Walid said that despite Luqman's rhetoric, he was not dangerous. The Imam struggled to pay rent and heat at his mosque in Dearborn, and was evicted from a previous mosque for not paying rent. Walid says the police actions at the Detroit warehouse that day amounted to excessive force, borne out by the condition of Luqman's body when the medical examiner arrived.
The medical examiner's report says the body was cold when he arrived and rigor mortis had set in, so it was impossible to establish time of death.
The police dog named "Freddy," a Belgian Malinois, was airlifted to get medical attention, while Luqman's body was eventually taken by ambulance to the hospital, according to his son. Freddy was later honored with a memorial service.

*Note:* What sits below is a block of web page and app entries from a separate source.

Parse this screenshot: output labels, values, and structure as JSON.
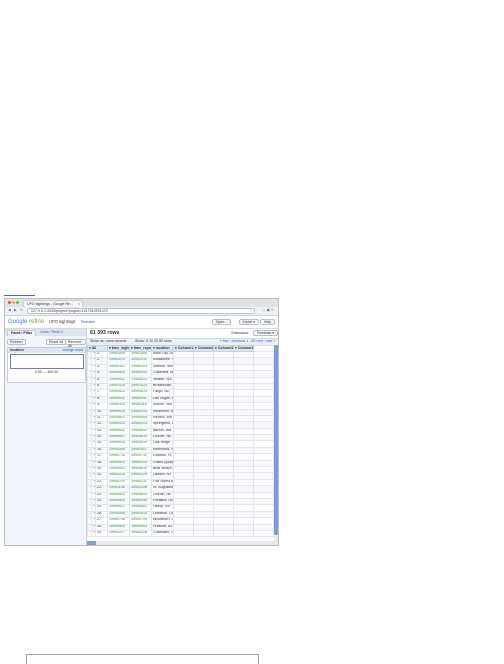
{
  "browser": {
    "tab_title": "UFO sightings - Google Re...",
    "url": "127.0.0.1:3333/project?project=1417510931470"
  },
  "app": {
    "brand_google": "Google",
    "brand_refine": "refine",
    "project_name": "UFO sightings",
    "permalink": "Permalink",
    "buttons": {
      "open": "Open...",
      "export": "Export ▾",
      "help": "Help"
    }
  },
  "left": {
    "tabs": [
      "Facet / Filter",
      "Undo / Redo 0"
    ],
    "refresh": "Refresh",
    "reset_all": "Reset All",
    "remove_all": "Remove All",
    "facet": {
      "title": "location",
      "links": "change  reset",
      "range": "0.00 — 400.00"
    }
  },
  "main": {
    "rows_count": "61 393 rows",
    "view_buttons": [
      "Extensions:",
      "Freebase ▾"
    ],
    "show_as": "Show as: rows records",
    "show_count": "Show: 5 10 25 50 rows",
    "paging": "« first ‹ previous 1 - 50 next › last »",
    "columns": [
      "All",
      "time_sighted",
      "time_reported",
      "location",
      "Column1",
      "Column2",
      "Column3",
      "Column4",
      "Column5"
    ],
    "rows": [
      {
        "n": "1.",
        "sighted": "19951009",
        "reported": "19951009",
        "location": "Iowa City, IA"
      },
      {
        "n": "2.",
        "sighted": "19951010",
        "reported": "19951011",
        "location": "Milwaukee, WI"
      },
      {
        "n": "3.",
        "sighted": "19950101",
        "reported": "19950103",
        "location": "Shelton, WA"
      },
      {
        "n": "4.",
        "sighted": "19950510",
        "reported": "19950510",
        "location": "Columbia, MO"
      },
      {
        "n": "5.",
        "sighted": "19950611",
        "reported": "19950614",
        "location": "Seattle, WA"
      },
      {
        "n": "6.",
        "sighted": "19951025",
        "reported": "19951024",
        "location": "Brownsville, WA"
      },
      {
        "n": "7.",
        "sighted": "19950620",
        "reported": "19950619",
        "location": "Fargo, ND"
      },
      {
        "n": "8.",
        "sighted": "19950911",
        "reported": "19950911",
        "location": "Las Vegas, NV"
      },
      {
        "n": "9.",
        "sighted": "19950115",
        "reported": "19950118",
        "location": "Morton, WA"
      },
      {
        "n": "10.",
        "sighted": "19950915",
        "reported": "19950915",
        "location": "Redmond, WA"
      },
      {
        "n": "11.",
        "sighted": "19950801",
        "reported": "19950804",
        "location": "Renton, WA"
      },
      {
        "n": "12.",
        "sighted": "19950412",
        "reported": "19950413",
        "location": "Springfield, IL"
      },
      {
        "n": "13.",
        "sighted": "19950611",
        "reported": "19950612",
        "location": "Barton, WA"
      },
      {
        "n": "14.",
        "sighted": "19950607",
        "reported": "19950613",
        "location": "Lincoln, NE"
      },
      {
        "n": "15.",
        "sighted": "19950619",
        "reported": "19950619",
        "location": "Oak Ridge, TN"
      },
      {
        "n": "16.",
        "sighted": "19950505",
        "reported": "19950507",
        "location": "Richmond, VA"
      },
      {
        "n": "17.",
        "sighted": "19950710",
        "reported": "19950711",
        "location": "Orlando, FL"
      },
      {
        "n": "18.",
        "sighted": "19950513",
        "reported": "19950515",
        "location": "Grand Spring, ID"
      },
      {
        "n": "19.",
        "sighted": "19950531",
        "reported": "19950610",
        "location": "Bear Beach, CA"
      },
      {
        "n": "20.",
        "sighted": "19950224",
        "reported": "19950224",
        "location": "Lawton, NY"
      },
      {
        "n": "21.",
        "sighted": "19950210",
        "reported": "19950211",
        "location": "Fort Myers Beach, FL"
      },
      {
        "n": "22.",
        "sighted": "19951108",
        "reported": "19951108",
        "location": "St. Augustine, FL"
      },
      {
        "n": "23.",
        "sighted": "19950813",
        "reported": "19950819",
        "location": "Lincoln, NE"
      },
      {
        "n": "24.",
        "sighted": "19950529",
        "reported": "19950530",
        "location": "Portland, OR"
      },
      {
        "n": "25.",
        "sighted": "19950621",
        "reported": "19950621",
        "location": "Hilltop, NV"
      },
      {
        "n": "26.",
        "sighted": "19950908",
        "reported": "19950910",
        "location": "Lebanon, OR"
      },
      {
        "n": "27.",
        "sighted": "19950708",
        "reported": "19950709",
        "location": "Woodburn, OR"
      },
      {
        "n": "28.",
        "sighted": "19950503",
        "reported": "19950503",
        "location": "Prescott, AZ"
      },
      {
        "n": "29.",
        "sighted": "19950227",
        "reported": "19950228",
        "location": "Coldwater, OH"
      }
    ]
  },
  "colors": {
    "accent": "#3b63b5",
    "date_green": "#2e8b2e",
    "header_blue": "#dde5f3",
    "scroll_blue": "#7f9cd2"
  }
}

It remains unclear how Luqman's jaw came to be broken and his face so badly lacerated or when he was handcuffed.
After viewing all the autopsy photos with the Wayne County Medical Examiner, Lena Masri, an attorney for CAIR Michigan, said she believes Luqman's body may have been moved from the original location where he was killed before the medical examiner arrived.

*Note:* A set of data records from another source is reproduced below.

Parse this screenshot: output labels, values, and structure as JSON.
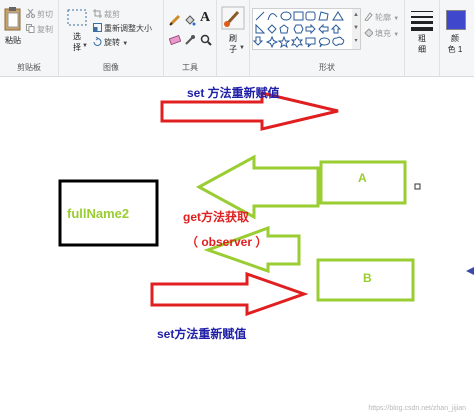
{
  "ribbon": {
    "clipboard": {
      "paste_label": "粘贴",
      "cut_label": "剪切",
      "copy_label": "复制",
      "group_label": "剪贴板"
    },
    "image": {
      "select_label_1": "选",
      "select_label_2": "择",
      "crop_label": "裁剪",
      "resize_label": "重新调整大小",
      "rotate_label": "旋转",
      "group_label": "图像"
    },
    "tools": {
      "text_tool_glyph": "A",
      "group_label": "工具"
    },
    "brushes": {
      "label_1": "刷",
      "label_2": "子"
    },
    "shapes": {
      "outline_label": "轮廓",
      "fill_label": "填充",
      "group_label": "形状"
    },
    "size": {
      "label_1": "粗",
      "label_2": "细"
    },
    "colors": {
      "color1_label_1": "颜",
      "color1_label_2": "色 1",
      "color1_value": "#3f48cc"
    }
  },
  "canvas": {
    "top_label": "set 方法重新赋值",
    "box_left_label": "fullName2",
    "box_a_label": "A",
    "box_b_label": "B",
    "get_label": "get方法获取",
    "observer_label": "（ observer ）",
    "bottom_label": "set方法重新赋值",
    "watermark": "https://blog.csdn.net/zhan_jijian",
    "colors": {
      "red": "#e02020",
      "green": "#9acd32",
      "black": "#000000",
      "blue_text": "#2020a8"
    }
  }
}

Luqman preached overthrowing the U.S. government and establishing Islamic law, but he was not charged with terrorism. Federal authorities used informants inside Luqman's mosque to gather evidence that he and his associates were dealing in stolen goods, and illegally possessed firearms, among other charges.
Eleven associates of Luqman were subsequently charged with some or all of the following crimes: conspiracy to commit federal crimes, being a felon in possession of firearms, possession of firearm with an altered serial number, tampering with vehicle identification numbers and aiding and abetting. When charged in court, all of the defendants refused to respond to a request to enter a plea, so the court entered a plea of not-guilty on their behalf.